Correcting soil acidity through liming not only allows a greater scope for growing more productive pasture species, but also drives greater potassium availability.
Phosphorus is the next major soil consideration, as it is the driver for improved legume-based pastures. For beef and sheep systems, Olsen P levels should be in the range of 12-15 mg/kg and for dairy 18-24 mg/kg.
Critical ranges for potassium vary depending on soil type. Heavy soil types have higher critical values, as do more intensive/higher production systems.
Table 1 highlights the critical ranges in topsoil for various soil types and relative pasture performance.
If soil test values for potassium are in or above the critical range, then potassium fertiliser will not give a pasture response. When soil test values are in the marginal or deficient range, applying some potassium fertiliser may increase potential pasture yields.
Where large amounts of potassium are being removed from the system in hay or silage, a full or partial replacement strategy may be warranted.
As a rule of thumb, for every tonne of dry matter removed, 25 kg of nitrogen, 2 kg of phosphorus, 25 kg of potassium and 2 kg of sulphur are removed from the soil if that fodder is not fed back on the paddock.
Depending on the soil test, the decision may be to mine the soil potassium if values are high, adopt a partial replacement strategy if soil test levels are marginal and there is some potassium being supplied from depth or use a full replacement strategy if soil test values are low to deficient and there is no potassium at depth. These soils are likely to be lighter and be in high rainfall or irrigation environments. They may also have had a long history of fodder conservation.
Annual rates can range from 0 to 200+ kg/ha of potassium.

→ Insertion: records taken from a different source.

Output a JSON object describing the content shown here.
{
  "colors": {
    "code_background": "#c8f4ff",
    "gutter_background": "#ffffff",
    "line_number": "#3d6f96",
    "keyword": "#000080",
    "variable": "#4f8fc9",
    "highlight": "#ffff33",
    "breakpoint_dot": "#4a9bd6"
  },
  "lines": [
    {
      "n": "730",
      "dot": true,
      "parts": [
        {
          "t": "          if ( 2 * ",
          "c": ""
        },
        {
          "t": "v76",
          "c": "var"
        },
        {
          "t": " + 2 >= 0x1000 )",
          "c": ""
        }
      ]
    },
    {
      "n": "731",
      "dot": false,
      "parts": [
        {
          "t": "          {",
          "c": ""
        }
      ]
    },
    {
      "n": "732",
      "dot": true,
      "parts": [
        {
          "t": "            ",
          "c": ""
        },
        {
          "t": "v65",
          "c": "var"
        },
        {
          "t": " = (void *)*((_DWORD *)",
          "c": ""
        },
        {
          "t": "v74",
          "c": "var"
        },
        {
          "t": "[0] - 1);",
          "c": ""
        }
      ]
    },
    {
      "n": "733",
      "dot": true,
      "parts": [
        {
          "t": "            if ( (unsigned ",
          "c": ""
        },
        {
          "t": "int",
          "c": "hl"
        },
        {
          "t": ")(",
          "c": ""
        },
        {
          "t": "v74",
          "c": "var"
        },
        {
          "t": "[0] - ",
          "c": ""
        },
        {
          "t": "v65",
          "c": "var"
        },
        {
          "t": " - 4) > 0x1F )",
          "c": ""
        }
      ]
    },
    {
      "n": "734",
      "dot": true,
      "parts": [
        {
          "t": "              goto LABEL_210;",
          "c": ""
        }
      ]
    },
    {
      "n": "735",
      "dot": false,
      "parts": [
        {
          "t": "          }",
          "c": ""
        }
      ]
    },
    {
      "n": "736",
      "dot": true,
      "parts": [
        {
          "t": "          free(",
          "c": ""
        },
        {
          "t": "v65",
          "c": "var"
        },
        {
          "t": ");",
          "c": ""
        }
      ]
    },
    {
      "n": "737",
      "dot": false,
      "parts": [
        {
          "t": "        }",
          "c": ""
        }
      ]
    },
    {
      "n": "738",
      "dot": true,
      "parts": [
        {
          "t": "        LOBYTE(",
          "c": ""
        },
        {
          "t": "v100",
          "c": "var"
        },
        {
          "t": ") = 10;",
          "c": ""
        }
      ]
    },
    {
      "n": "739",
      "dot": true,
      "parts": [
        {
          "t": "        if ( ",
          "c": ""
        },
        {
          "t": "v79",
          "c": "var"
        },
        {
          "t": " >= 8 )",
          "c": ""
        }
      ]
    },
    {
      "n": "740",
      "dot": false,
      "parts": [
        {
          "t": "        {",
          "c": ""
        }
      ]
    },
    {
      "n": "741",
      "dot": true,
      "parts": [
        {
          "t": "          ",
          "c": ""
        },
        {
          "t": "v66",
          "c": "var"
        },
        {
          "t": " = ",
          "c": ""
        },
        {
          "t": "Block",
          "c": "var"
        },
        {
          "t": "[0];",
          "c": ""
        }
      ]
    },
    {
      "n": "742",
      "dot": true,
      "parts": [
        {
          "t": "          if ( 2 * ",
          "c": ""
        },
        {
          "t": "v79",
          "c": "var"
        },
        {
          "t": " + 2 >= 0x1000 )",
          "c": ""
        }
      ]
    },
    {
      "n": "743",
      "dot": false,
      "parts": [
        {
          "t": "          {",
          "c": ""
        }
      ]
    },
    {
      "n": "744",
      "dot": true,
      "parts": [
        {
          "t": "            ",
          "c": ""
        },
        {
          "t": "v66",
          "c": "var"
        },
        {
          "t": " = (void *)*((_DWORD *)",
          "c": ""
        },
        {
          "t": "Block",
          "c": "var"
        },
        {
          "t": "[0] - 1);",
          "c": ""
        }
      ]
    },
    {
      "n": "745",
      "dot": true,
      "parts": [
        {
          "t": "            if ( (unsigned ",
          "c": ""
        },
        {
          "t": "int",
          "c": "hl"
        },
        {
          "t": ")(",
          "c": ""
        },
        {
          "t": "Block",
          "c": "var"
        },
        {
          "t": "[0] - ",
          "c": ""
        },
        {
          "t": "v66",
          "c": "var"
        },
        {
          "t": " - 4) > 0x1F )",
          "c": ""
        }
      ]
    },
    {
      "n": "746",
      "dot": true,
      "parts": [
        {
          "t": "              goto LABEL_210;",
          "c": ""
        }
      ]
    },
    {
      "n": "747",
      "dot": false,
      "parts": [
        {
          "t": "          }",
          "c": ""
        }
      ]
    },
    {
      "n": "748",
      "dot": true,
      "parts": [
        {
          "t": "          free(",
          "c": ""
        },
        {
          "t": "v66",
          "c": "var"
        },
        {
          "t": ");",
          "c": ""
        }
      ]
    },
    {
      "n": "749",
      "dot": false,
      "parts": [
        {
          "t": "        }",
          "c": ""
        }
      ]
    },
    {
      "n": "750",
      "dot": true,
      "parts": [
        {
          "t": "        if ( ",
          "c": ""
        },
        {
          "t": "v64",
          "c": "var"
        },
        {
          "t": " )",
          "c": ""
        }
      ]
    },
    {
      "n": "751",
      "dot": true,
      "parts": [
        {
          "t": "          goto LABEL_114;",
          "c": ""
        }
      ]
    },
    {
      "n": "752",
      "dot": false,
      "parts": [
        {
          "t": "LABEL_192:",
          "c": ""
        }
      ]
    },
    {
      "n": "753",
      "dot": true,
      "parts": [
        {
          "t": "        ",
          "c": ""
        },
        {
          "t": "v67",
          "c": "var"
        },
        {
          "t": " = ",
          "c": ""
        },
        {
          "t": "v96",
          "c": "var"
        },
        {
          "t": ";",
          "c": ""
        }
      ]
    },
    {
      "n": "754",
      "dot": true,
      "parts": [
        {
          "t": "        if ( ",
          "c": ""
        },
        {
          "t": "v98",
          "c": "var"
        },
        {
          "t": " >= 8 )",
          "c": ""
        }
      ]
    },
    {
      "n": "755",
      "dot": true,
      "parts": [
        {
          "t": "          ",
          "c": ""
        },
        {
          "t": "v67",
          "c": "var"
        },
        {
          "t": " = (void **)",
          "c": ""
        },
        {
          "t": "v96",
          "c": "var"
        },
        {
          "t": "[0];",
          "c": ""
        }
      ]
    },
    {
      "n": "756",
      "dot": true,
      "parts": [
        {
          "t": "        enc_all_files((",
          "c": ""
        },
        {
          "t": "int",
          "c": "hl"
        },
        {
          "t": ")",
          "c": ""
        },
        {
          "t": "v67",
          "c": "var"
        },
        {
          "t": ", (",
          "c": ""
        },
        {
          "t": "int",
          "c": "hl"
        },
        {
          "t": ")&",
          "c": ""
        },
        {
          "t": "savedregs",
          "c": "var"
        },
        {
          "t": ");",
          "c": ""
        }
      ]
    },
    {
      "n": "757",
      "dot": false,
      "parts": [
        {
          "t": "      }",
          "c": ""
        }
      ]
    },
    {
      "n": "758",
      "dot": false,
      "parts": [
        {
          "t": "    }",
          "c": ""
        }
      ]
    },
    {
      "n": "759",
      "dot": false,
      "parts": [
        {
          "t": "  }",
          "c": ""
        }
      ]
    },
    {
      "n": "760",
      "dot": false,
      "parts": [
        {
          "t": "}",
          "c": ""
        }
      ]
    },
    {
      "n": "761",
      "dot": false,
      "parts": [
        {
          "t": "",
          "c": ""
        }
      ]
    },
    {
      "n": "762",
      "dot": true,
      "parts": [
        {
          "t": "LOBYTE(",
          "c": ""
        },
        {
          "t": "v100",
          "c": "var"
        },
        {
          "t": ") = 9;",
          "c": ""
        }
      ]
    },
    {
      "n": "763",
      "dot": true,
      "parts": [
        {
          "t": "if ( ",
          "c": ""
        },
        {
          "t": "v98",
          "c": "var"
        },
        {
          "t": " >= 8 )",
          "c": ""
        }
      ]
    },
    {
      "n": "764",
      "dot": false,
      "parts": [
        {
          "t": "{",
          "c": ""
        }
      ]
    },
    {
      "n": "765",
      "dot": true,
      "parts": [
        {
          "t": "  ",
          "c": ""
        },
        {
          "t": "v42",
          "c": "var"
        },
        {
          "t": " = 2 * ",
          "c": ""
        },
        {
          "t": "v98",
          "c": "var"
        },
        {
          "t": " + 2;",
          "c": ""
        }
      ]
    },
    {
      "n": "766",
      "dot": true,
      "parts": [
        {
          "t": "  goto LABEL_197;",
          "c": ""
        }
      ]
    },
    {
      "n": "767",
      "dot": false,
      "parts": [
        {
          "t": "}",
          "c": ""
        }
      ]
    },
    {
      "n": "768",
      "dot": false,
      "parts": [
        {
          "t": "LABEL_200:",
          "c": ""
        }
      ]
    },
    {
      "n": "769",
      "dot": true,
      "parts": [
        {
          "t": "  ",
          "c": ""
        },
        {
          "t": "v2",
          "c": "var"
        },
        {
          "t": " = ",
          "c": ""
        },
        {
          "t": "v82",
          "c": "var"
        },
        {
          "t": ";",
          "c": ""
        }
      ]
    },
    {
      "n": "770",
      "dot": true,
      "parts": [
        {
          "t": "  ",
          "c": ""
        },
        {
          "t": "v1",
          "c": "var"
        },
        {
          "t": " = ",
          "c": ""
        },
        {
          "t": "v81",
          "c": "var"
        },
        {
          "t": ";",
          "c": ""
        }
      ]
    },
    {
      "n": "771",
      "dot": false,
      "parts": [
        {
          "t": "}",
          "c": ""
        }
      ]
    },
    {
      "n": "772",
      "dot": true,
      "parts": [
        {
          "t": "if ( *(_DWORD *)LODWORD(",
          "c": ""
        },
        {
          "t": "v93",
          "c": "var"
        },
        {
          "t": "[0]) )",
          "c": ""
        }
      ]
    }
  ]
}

Maximum single applications of potassium should not exceed 50 kg/ha. There are two main reasons for this. Plants can consume luxury quantities of potassium, which can be wasteful if fodder is being removed from property, and grass tetany to sensitive stock can be a major problem.
Source: Department of Primary Industries, Victoria
Broadcast application is the best method of applying potassium in pastures.
Being relatively soluble, the potassium fertiliser will move into the soil with rainfall or irrigation.
Correct spreader setup is important to ensure an even distribution across the swath. If potassium is being applied as part of a SuPerfect blend, it should be applied to the maximum MOP spread width rather than the maximum SuPerfect spread width, otherwise pasture striping and underperformance will be evident. MOP will not spread as far as a well granulated SuPerfect fertiliser.
Rarely is potassium banded with the seed due to the salt index of MOP, which heightens the risk of seed burn.
The combination of nitrogen and potassium in contact with the seed should not exceed 20 kg(N+K)/ha on 15 cm row spacings on loam soils with good moisture. Safe seed rates decrease with wider row spacings, and in lighter dry soils.
Frequency of application
Similar to rate, frequency of potassium applications will vary depending on the enterprise (fodder conservation, grazing), the critical soil test value and the total annual amount of potassium that needs to be applied.
If an application of less than 50 kg/ha of potassium is required, this could be applied once in autumn with SuPerfect or in spring with nitrogen (being mindful of critical K soil test value and class of stock).
If paddocks are to be cut numerous times in spring for pasture silage, hay or lucerne hay, then several smaller applications are better.
Where four to five cuts of lucerne hay are being achieved, consider applying potassium after every second cut.
Timing of application
If soil test critical values are marginal to deficient, it is important to get potassium on early in the major growth periods of the pasture.
Typically, this is in autumn when it can positively influence clover composition, and spring when it can assist in producing additional dry matter or as a replacement strategy for fodder conservation.
For more information or to discuss potassium in more detail, feel free to call me on 0412 565 176 or email email@example.com.